Perspectives from New Institutional Economics
Edited by Claude Ménard
Chapter 23: Asset specificity, work organization and mode of command: first insights from the automotive industry
Asset speciﬁcity, work organization and mode of command 349 23. Asset speciﬁcity, work organization and mode of command: ﬁrst insights from the automotive industry Didier Chabaud* INTRODUCTION Williamson (1991) describes organizations (called ‘hierarchies’) as permitting cooperative adaptation. In the presence of asset speciﬁcity, they are perceived as more efﬁcient than other governance structures (hybrids and market). This ‘comparative advantage’ stems from the ability of hierarchy to cope simultaneously with bounded rationality and opportunism of agents (Williamson 1975, 1985, 1996a). However, it is not clear whether transaction cost theory (TCT) can analyse internal structures of the ﬁrm correctly. Some scholars argue that the focus of TCT on opportunism and hierarchical relationships prevents it from ‘thinking employee involvement’ (Pfeffer 1994) and ‘horizontal coordination’ (Aoki 1988), and even that it can be ‘bad for practice’ (Ghoshal and Moran 1996). In this chapter, we want to show that TCT is able to analyse accurately the organization of work and its modes of command. Recent studies have been developed that relay transaction cost theory to internal structures of the ﬁrm. Suzuki (1991) applies this approach in historical analysis to show the emergence of the Japanese way of organizing, whereas Ménard (1996 and 1997) provides some refutable insights into the connection between organization form and the attributes of internal transactions.
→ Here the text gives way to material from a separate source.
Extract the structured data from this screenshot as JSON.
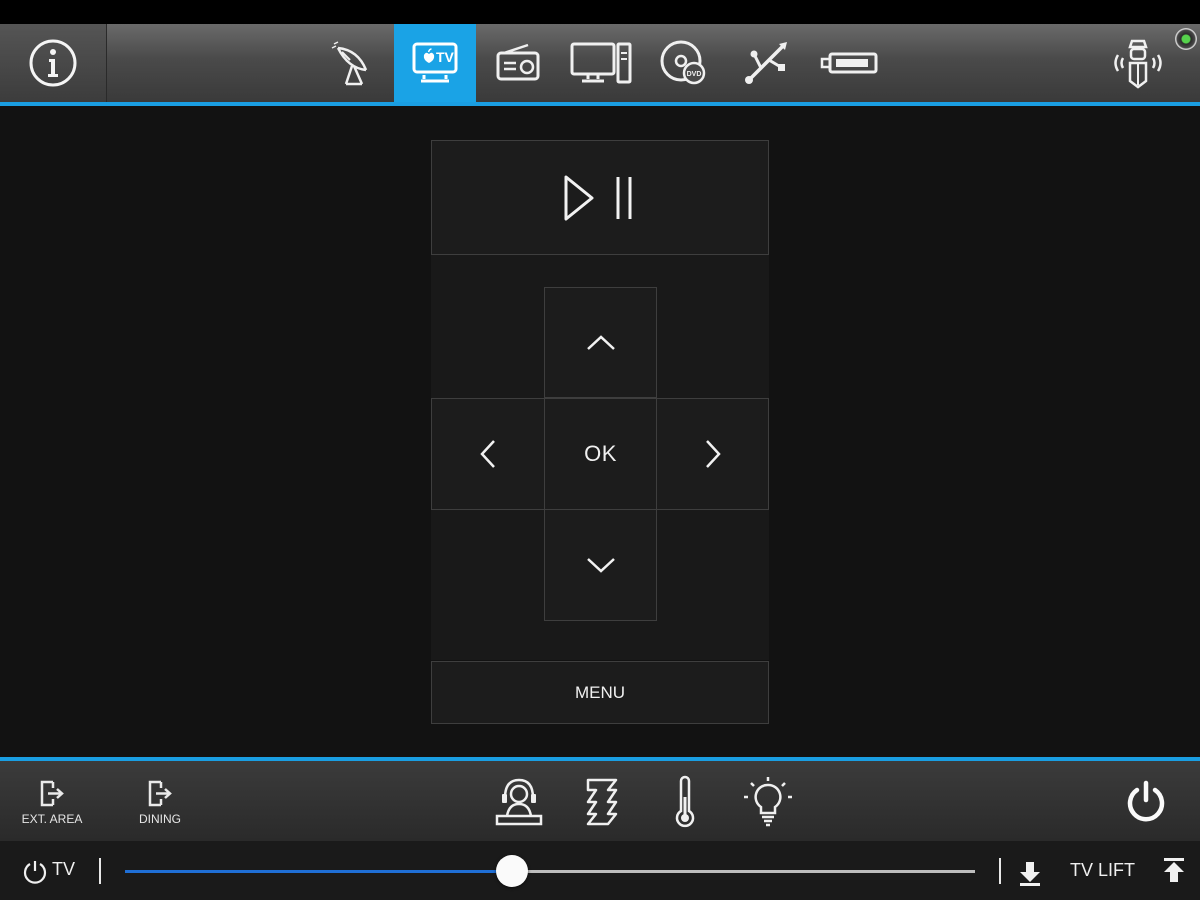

We extend these studies to analyse work organization. For this purpose, we retain the hypothesis that asset speciﬁcity determines the characteristics of work organization. More speciﬁcally, we shall insist...
You are not authenticated to view the full text of this chapter or article.
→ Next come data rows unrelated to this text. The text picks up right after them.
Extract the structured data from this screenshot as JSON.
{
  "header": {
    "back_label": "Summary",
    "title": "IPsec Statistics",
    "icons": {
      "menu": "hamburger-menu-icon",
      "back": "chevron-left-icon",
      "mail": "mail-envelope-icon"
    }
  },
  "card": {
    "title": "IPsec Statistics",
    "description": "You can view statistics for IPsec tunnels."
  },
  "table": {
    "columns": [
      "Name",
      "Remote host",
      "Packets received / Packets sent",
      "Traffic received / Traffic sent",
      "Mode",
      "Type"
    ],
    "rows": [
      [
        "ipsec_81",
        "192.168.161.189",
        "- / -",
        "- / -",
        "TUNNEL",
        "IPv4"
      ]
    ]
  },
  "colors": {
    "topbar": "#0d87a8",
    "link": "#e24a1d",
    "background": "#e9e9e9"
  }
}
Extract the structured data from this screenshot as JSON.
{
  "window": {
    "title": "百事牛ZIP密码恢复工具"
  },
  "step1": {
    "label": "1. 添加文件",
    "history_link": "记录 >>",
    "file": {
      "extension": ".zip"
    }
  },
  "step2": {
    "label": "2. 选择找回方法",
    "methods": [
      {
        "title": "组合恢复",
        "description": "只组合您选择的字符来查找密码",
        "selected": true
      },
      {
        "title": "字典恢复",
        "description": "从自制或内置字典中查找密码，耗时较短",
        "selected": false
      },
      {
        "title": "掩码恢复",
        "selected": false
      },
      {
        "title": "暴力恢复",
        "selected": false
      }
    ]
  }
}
Elgaronline requires a subscription or purchase to access the full text of books or journals. Please login through your library system or with your personal username and password on the homepage.
Non-subscribers can freely search the site, view abstracts/ extracts and download selected front matter and introductory chapters for personal use.
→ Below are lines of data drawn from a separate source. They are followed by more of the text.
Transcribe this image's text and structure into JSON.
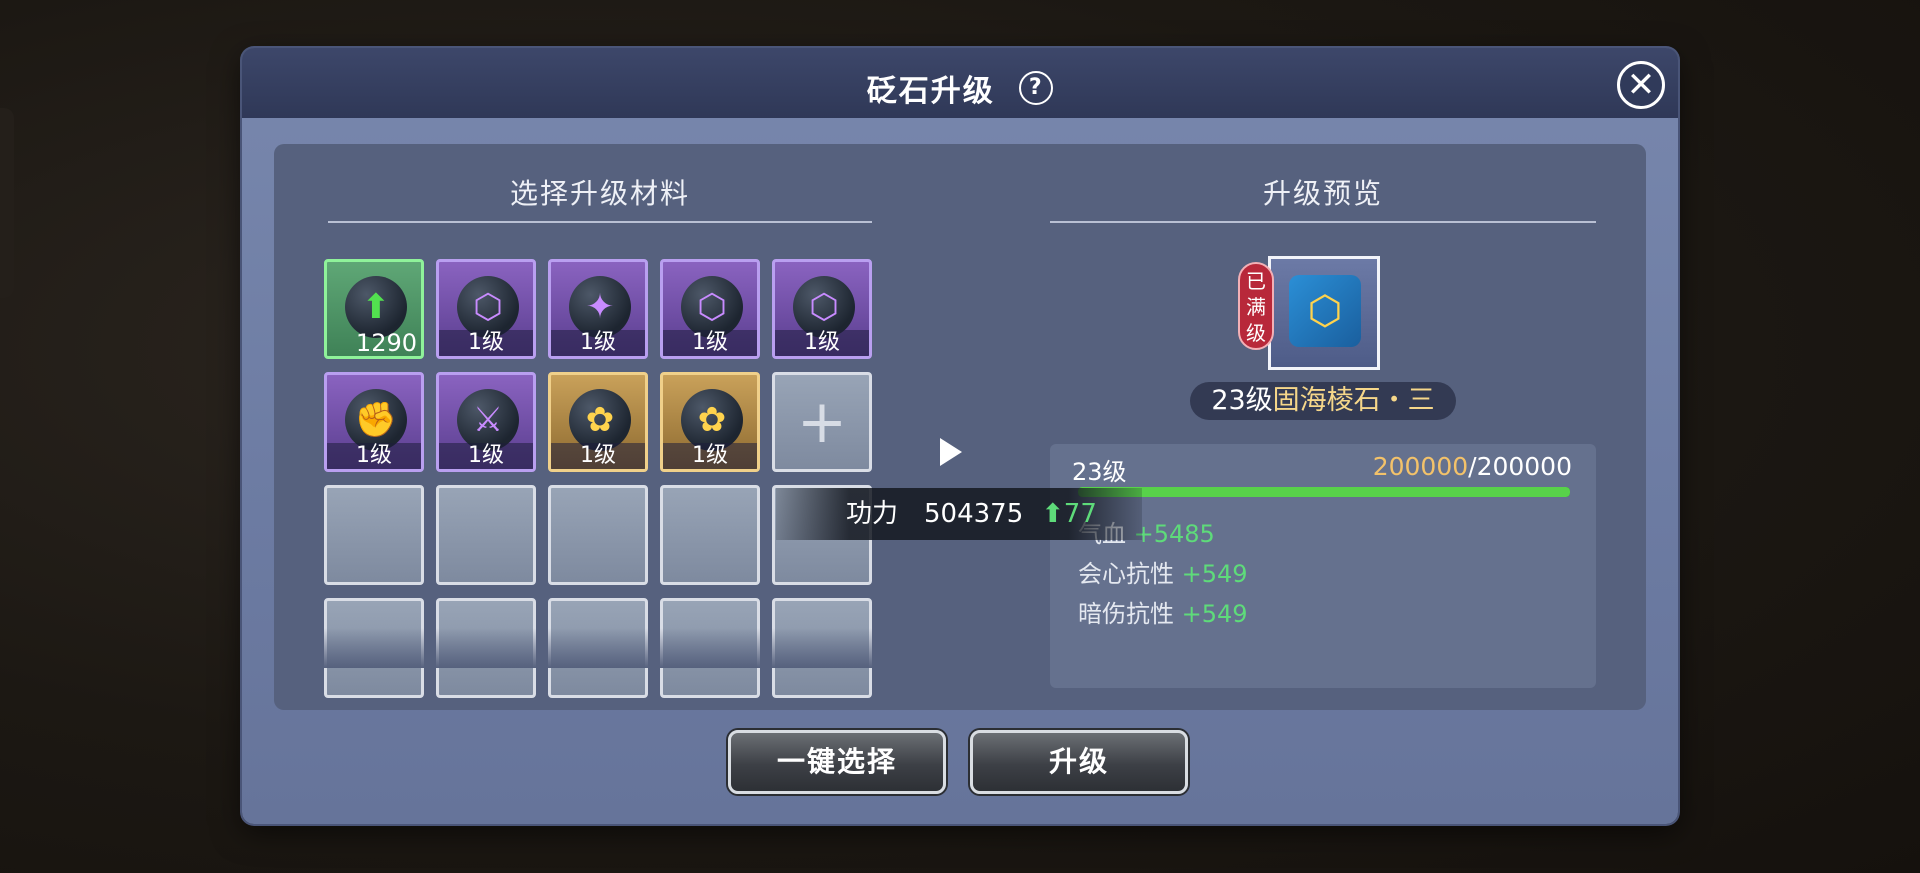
{
  "dialog": {
    "title": "砭石升级",
    "help_label": "?",
    "close_label": "✕"
  },
  "left": {
    "title": "选择升级材料",
    "slots": [
      {
        "type": "green",
        "icon": "green-arrow-upgrade-icon",
        "glyph": "⬆",
        "label": "1290"
      },
      {
        "type": "purple",
        "icon": "purple-shield-drop-icon",
        "glyph": "⬡",
        "label": "1级"
      },
      {
        "type": "purple",
        "icon": "purple-sword-shield-icon",
        "glyph": "✦",
        "label": "1级"
      },
      {
        "type": "purple",
        "icon": "purple-shield-drop-icon",
        "glyph": "⬡",
        "label": "1级"
      },
      {
        "type": "purple",
        "icon": "purple-shield-drop-icon",
        "glyph": "⬡",
        "label": "1级"
      },
      {
        "type": "purple",
        "icon": "purple-fist-icon",
        "glyph": "✊",
        "label": "1级"
      },
      {
        "type": "purple",
        "icon": "purple-blade-icon",
        "glyph": "⚔",
        "label": "1级"
      },
      {
        "type": "gold",
        "icon": "gold-lotus-icon",
        "glyph": "✿",
        "label": "1级"
      },
      {
        "type": "gold",
        "icon": "gold-lotus-icon",
        "glyph": "✿",
        "label": "1级"
      }
    ],
    "add_label": "+"
  },
  "right": {
    "title": "升级预览",
    "maxed_tag": "已满级",
    "stone_level": "23级",
    "stone_name": "固海棱石・三",
    "level": "23级",
    "exp_current": "200000",
    "exp_max": "/200000",
    "exp_progress": 1.0,
    "stats": [
      {
        "name": "气血",
        "value": "+5485"
      },
      {
        "name": "会心抗性",
        "value": "+549"
      },
      {
        "name": "暗伤抗性",
        "value": "+549"
      }
    ]
  },
  "power": {
    "label": "功力",
    "value": "504375",
    "up_arrow": "⬆",
    "delta": "77"
  },
  "buttons": {
    "auto_select": "一键选择",
    "upgrade": "升级"
  },
  "colors": {
    "accent_green": "#5edb7a",
    "exp_gold": "#f3c26a",
    "stone_name_gold": "#f6d78a",
    "maxed_red": "#b8283a"
  }
}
Your library may not have purchased all subject areas. If you are authenticated and think you should have access to this title, please contact your librarian.